That little strawberry blond boy who once refused to nap.
Now, he’d sleep til noon each day if he could. A growth spurt perhaps?
Years ago he spent his days busy at play. Play is a child’s work.
He’d “tinker” and “figure” and invent new things. He could imagine for hours with tools and wood, building something from nothing, my bright, inquisitive son.
Anything even remotely round turned into a “ball” which he’d throw with amazing accuracy with his then-chubby left arm.
From the age of three, he’s had a love affair with baseball.
Playing it. Watching it. Talking about it.
But he never did like books.
A few years into our schooling, we discovered why.
A scary word, especially to a homeschool mom.
Many tears. And tutors. And patience. And prayers.
Yet, in the midst of the dis-ability, we discovered his ability.
And most importantly His ability.
“God is not worried.” My friend’s words to me repeatedly rang in my head.
So why should I waste my time fretting?
Because I am a mom. And I do not enjoy seeing my child struggle.
I want to shield him from pain. And heartache. And discouragement.
Yet, in the struggle we’ve seen determination. And progress. And peace.
Pain often gives birth to beautiful things.
It has proved true with other tinkering men who too had this disorder and gift. They have gone on to do great things in this world—Edison and Einstein and Alexander Graham Bell.
Patton and Churchill and Henry Ford.
And my son’s favorite: quarterback and fellow homeschooled athlete Tim Tebow.
Over a decade after discovering the gift, God is still not worried.
And my son— my still figuring and tinkering and batting and throwing son—is a delight to my heart.
Perfect he is not. But our perfect God uses his weaknesses and mistakes in life to teach me many things.
To love, but not to smother.
To guide, but not to push.
To model, but not to manipulate.
To not use his successes as a chance to pat myself on the back.
Nor his failures as a cue to beat myself up.
And to always allow for lots of grace. Grace which he must in turn also grant me for this is the first time I’ve been the mom of a teenage man-child.
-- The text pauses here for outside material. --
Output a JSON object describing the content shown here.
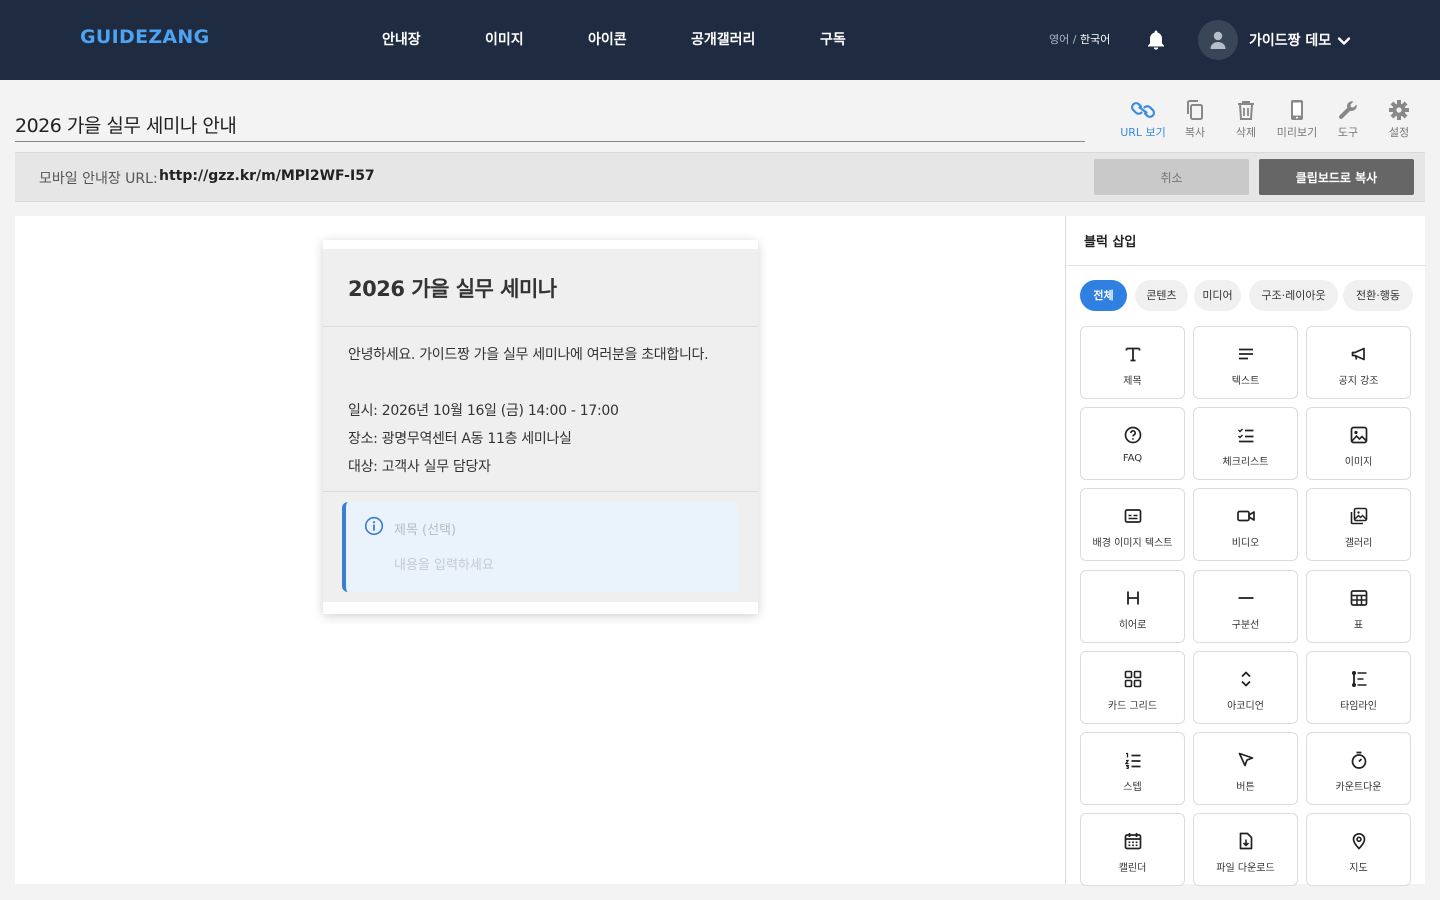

A novice I am, still standing in the on-deck circle, not quite ready to send this one sailing just yet.
Yes, he turns 17 today.
And I turn another page in this heart-wrenching, hand-wringing, knee-bending, holy calling known as motherhood.
Father may we mothers place our children always in Your hands. You are God. We are not. Help us be humble about their strengths and grateful for their weaknesses. Take them where they need to go in order to live a life fully surrendered to You. Amen.